This way, even if your Ferret does want to make a bit of noise it shouldn’t disturb you and you can let them move around if required.
Tip #2- Appropriate Cage and Fleece Liners
This is a really underestimated tip and it does require some upfront investment. You cannot put a price on good sleep so in my opinion it is worth every penny.
The first and foremost thing to reduce noise, and also to improve the well-being and livelihood of your Ferret, is to purchase an adequately sized and comfortable cage.
The Midwest Deluxe Double Unit Ferret Cage (here is the link to get it for a great price on Amazon) is an ideal cage to purchase (whether for your first cage or to upgrade your current cage).
Due to its materials, use of pans/shelves, and large design it dramatically reduces noise as your Ferret moves around. As your Ferret has more room to manoeuvre, they’ll be far happier, less likely to complain and less likely to make sounds bouncing around inside.
An optional accessory, for this cage or another, and a cheaper more affordable option is to get Ferret-safe Fleece Liners (like these on Amazon). This is a great reputable brand and I have been particularly impressed by these;very easy to set up and install and very easy to clean.
As you would expect, the cushioned material absorbs a lot of the sound even if your Ferret is moving around or playing with toys at night. It also is very comfortable for your Ferret and allows them to sleep anywhere within the cage that these are placed.
Plus, it also helps the cage cleaning process and makes the whole job considerably easier.
Tip #3- Keep Your Ferret Awake and Play During The Day
Another great thing that you can do to ensure that your Ferret goes ahead and sleeps at night is to ensure that they are not sleeping too much during the day. This way, when it comes to the evening they will be tired and in need of rest.
To do this, you will want to regularly and routinely take them out of their cage during the day and let them have a roam around. Let them burn off some energy and prevent them from taking a nap (which Ferrets will take any opportunity to do).
Play with your Ferret and keep them entertained during this time. You’ll want to be with them and spend some good quality time in their company.
This will also improve your relationship with your Ferret, and help you to build a meaningful bond whereby your Ferret can trust you and show you affection.
Being outside of the cage also gives them time to unwind and relax; which is especially important if you have a small or cramp cage to begin with!
Tip #4 – Understand an Active Ferret Is Normal
The last tip I would like to share with you is that you should expect your Ferret to be active from time to time. They love to run around and they love to explore. It is part of their nature which you should enjoy and appreciate.

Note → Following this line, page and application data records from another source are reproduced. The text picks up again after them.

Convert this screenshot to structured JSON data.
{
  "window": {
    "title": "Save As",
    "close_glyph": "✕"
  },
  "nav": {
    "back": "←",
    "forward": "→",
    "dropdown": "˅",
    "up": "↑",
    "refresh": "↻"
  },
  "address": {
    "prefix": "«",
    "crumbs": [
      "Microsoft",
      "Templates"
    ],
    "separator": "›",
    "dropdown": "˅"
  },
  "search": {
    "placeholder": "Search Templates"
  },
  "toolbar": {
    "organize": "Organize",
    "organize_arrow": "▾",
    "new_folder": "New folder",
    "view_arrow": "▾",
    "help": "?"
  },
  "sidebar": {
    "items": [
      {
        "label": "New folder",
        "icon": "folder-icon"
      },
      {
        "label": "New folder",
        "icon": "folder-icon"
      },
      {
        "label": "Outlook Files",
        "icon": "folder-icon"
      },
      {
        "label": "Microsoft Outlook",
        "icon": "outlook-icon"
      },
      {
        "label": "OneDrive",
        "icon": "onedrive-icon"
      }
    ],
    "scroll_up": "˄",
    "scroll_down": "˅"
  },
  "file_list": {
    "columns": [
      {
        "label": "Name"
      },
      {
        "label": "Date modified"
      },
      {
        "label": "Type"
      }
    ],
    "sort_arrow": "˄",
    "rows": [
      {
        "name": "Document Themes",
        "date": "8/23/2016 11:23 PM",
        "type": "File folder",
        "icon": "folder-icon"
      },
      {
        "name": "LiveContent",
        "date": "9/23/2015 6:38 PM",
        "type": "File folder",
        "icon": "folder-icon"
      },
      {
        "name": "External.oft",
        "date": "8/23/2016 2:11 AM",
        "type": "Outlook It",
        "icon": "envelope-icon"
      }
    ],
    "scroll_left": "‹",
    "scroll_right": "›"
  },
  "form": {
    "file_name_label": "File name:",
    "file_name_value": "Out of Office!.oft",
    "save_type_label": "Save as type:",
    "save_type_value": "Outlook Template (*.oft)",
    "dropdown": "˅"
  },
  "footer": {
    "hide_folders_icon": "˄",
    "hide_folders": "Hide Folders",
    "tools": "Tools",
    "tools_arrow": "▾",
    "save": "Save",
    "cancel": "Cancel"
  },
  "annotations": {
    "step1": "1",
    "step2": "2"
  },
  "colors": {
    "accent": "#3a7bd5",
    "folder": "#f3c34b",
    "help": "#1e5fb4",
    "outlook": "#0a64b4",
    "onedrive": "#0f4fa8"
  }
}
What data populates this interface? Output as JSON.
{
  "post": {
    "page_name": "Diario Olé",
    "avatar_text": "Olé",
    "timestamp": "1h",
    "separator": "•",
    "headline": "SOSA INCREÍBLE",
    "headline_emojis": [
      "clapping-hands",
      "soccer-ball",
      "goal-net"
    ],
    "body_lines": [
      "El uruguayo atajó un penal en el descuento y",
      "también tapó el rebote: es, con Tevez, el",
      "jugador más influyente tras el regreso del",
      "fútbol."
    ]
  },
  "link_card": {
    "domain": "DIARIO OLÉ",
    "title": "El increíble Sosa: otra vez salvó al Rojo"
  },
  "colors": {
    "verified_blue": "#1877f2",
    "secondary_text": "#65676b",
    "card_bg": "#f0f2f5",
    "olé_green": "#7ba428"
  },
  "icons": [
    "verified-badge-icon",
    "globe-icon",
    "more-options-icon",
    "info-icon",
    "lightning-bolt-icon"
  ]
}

This should not cause concern, nor deter you from getting a Ferret in the first place.
Some noise is to be expected at night, and remember that if they are getting too noisy there might be something more significant going on in which you should investigate.
Final Thoughts on Ferrets At Night
The majority of the time, Ferrets are not overly noisy at night. If they are there is usually something going on and you should investigate this at the earlier opportunity.
Thankfully, if its a bit of noise here in there then there are proactive things you can do to reduce it. Other than that, noise is something that you do learn to slowly get used to, so be sure to give it some time.
I am a practiced pet owner with decades of experience owning a number of different pets. I am also the main writer and chief editor here at Pet Educate; a site I created to share everything I’ve learned about pet ownership over the years and my extensive research along the way.